- ADAPT Research Group, Martin BK, Szekely C, Brandt J, Piantadosi S, Breitner JC, Craft S, Evans D, Green R, Mullan M. Cognitive function over time in the Alzheimer's Disease Anti-inflammatory Prevention Trial (ADAPT): results of a randomized, controlled trial of naproxen and celecoxib. Arch Neurol. 2008 Jul;65(7):896-905. Epub 2008 May 12 PubMed.
- Vlad SC, Miller DR, Kowall NW, Felson DT. Protective effects of NSAIDs on the development of Alzheimer disease. Neurology. 2008 May 6;70(19):1672-7. PubMed.
- Varvel NH, Bhaskar K, Kounnas MZ, Wagner SL, Yang Y, Lamb BT, Herrup K. NSAIDs prevent, but do not reverse, neuronal cell cycle reentry in a mouse model of Alzheimer disease.
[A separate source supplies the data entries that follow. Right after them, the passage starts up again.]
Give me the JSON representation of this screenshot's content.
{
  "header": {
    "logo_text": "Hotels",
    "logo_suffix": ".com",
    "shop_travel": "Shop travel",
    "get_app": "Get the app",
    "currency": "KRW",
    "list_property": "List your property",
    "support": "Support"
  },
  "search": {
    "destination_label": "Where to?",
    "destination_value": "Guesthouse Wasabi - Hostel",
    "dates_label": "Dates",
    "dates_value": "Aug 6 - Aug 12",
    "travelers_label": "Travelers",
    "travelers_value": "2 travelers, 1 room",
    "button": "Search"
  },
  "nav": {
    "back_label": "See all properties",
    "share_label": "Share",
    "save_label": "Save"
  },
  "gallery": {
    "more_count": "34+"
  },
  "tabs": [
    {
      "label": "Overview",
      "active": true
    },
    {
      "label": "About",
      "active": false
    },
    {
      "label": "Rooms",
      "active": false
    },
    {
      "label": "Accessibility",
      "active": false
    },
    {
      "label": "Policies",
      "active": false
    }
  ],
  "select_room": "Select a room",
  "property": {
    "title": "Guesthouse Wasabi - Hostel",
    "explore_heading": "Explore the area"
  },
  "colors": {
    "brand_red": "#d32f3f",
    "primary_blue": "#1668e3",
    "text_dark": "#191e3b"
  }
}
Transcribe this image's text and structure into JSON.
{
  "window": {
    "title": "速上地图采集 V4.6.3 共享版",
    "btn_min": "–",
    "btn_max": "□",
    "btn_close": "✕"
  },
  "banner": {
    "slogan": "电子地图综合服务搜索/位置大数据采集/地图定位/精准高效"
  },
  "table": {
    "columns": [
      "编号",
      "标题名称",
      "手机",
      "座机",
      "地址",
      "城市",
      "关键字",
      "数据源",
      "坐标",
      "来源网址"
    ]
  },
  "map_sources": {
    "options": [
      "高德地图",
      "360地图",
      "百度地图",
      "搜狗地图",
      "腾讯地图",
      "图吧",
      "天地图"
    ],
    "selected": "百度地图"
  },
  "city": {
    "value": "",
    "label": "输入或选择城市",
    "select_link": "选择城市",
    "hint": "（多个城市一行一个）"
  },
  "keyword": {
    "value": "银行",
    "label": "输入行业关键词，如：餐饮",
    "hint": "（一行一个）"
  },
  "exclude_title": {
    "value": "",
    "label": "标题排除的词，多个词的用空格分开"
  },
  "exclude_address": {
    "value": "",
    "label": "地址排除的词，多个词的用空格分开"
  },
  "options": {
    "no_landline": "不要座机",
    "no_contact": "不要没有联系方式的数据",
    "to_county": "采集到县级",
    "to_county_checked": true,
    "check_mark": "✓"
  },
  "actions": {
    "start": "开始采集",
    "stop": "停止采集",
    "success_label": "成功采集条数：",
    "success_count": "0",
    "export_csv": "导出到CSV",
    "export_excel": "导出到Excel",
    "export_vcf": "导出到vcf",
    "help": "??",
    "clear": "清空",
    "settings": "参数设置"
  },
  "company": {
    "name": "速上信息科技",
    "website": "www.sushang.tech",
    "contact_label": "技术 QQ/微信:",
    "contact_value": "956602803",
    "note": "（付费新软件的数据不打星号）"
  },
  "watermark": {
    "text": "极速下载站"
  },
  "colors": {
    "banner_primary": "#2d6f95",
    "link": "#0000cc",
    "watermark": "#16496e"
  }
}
J Clin Invest. 2009 Dec;119(12):3692-702. PubMed.